First we should remember things might differ between implementations. But in the version described here,
The signatures, one per input, inside a transaction are completely independent of each other. This means that it’s possible for Bitcoin users to agree on a set of inputs to spend, and a set of outputs to pay to, and then to individually and separately sign a transaction and later merge their signatures. The transaction is not valid and won’t be accepted by the network until all signatures are provided, and no one will sign a transaction which is not to their liking.
So to your questions,
So the transaction is fully constructed and broadcast to Bitcoin network by one node. Is there a delay in the network verifying the TX of any substantial time?
The transaction is constructed by a user, and then sent to all nodes they’re connected to. Nodes try to validate and, if it’s correct, they add it to their chain and rebroadcast.
Do users have to re-sign each time the UTXO’s in the TX change.
Correct. That’s the ‘failure risk’. If one input/output pair is rejected, everyone needs to update their signature.
Can that cause each UTXO in the TX to be locked up till transaction approves if the node were to constantly be rebroadcasting this CoinJoin TX?
Each tx has an identifier from the creator, so nodes don’t need to worry about duplicates.

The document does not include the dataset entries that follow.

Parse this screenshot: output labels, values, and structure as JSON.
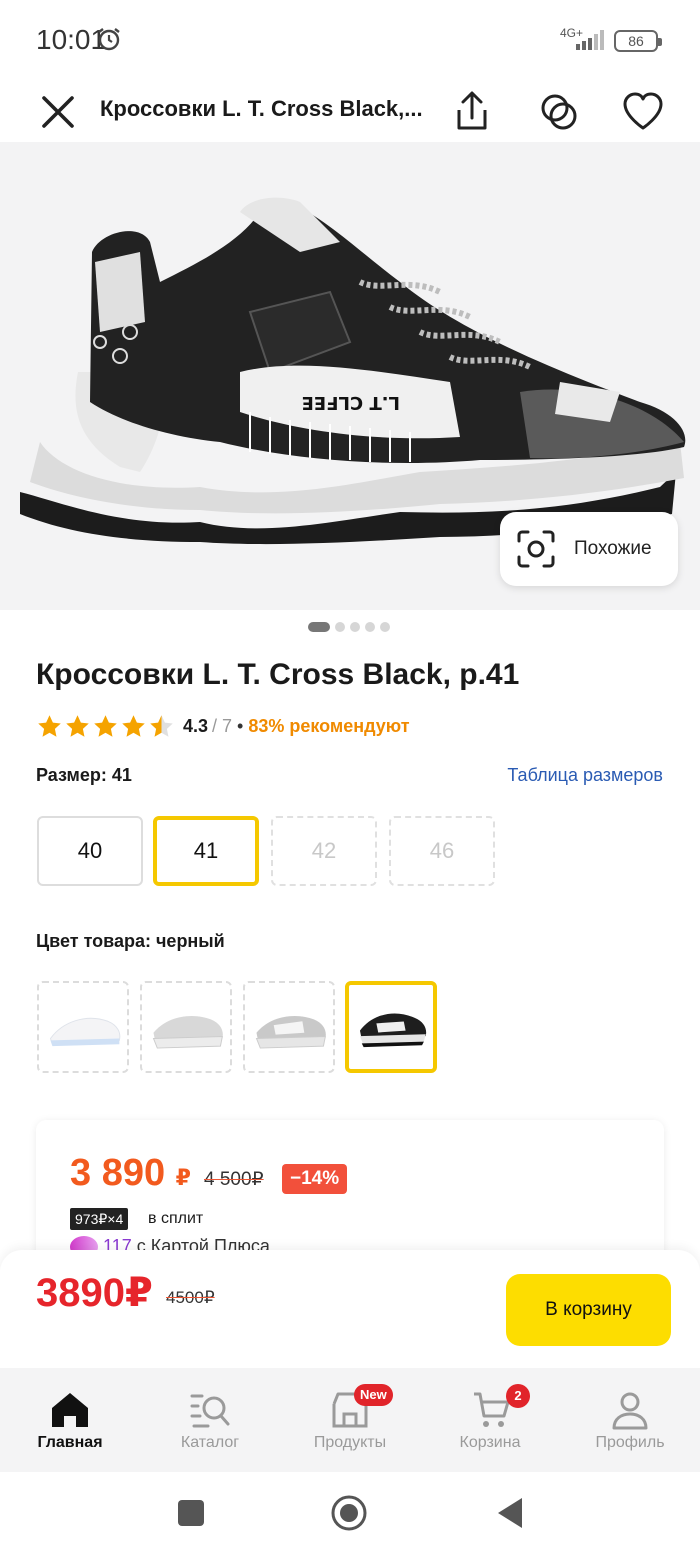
{
  "status_bar": {
    "time": "10:01",
    "network": "4G+",
    "battery": "86"
  },
  "header": {
    "title": "Кроссовки L. T. Cross Black,...",
    "icons": [
      "close-icon",
      "share-icon",
      "compare-icon",
      "heart-icon"
    ]
  },
  "gallery": {
    "similar_label": "Похожие",
    "image_count": 5,
    "active_index": 0
  },
  "product": {
    "title": "Кроссовки L. T. Cross Black, p.41",
    "rating": {
      "value": "4.3",
      "count": "/ 7",
      "separator": "•",
      "recommend": "83% рекомендуют",
      "stars": 4.3
    },
    "size_label": "Размер: 41",
    "size_table_link": "Таблица размеров",
    "sizes": [
      {
        "label": "40",
        "state": "available"
      },
      {
        "label": "41",
        "state": "selected"
      },
      {
        "label": "42",
        "state": "unavailable"
      },
      {
        "label": "46",
        "state": "unavailable"
      }
    ],
    "color_label": "Цвет товара: черный",
    "colors": [
      "white",
      "grey",
      "grey-white",
      "black"
    ]
  },
  "price_card": {
    "price": "3 890",
    "currency": "₽",
    "old_price": "4 500₽",
    "discount": "−14%",
    "split_badge": "973₽×4",
    "split_text": "в сплит",
    "plus_points": "117",
    "plus_text": "с Картой Плюса"
  },
  "buy_bar": {
    "price": "3890₽",
    "old_price": "4500₽",
    "button": "В корзину"
  },
  "bottom_nav": {
    "items": [
      {
        "label": "Главная",
        "icon": "home-icon",
        "active": true
      },
      {
        "label": "Каталог",
        "icon": "catalog-search-icon",
        "active": false
      },
      {
        "label": "Продукты",
        "icon": "store-icon",
        "badge": "New",
        "active": false
      },
      {
        "label": "Корзина",
        "icon": "cart-icon",
        "badge": "2",
        "active": false
      },
      {
        "label": "Профиль",
        "icon": "profile-icon",
        "active": false
      }
    ]
  },
  "colors": {
    "accent_yellow": "#fddd00",
    "price_orange": "#f25a1e",
    "price_red": "#e6252b",
    "link_blue": "#2a5bb3",
    "rating_orange": "#f08a00"
  }
}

If the same UTXO is included in two otherwise ‘valid’ transactions, a node will keep the older transaction (and rebroadcast) and reject the newer one (and stop rebroadcasting).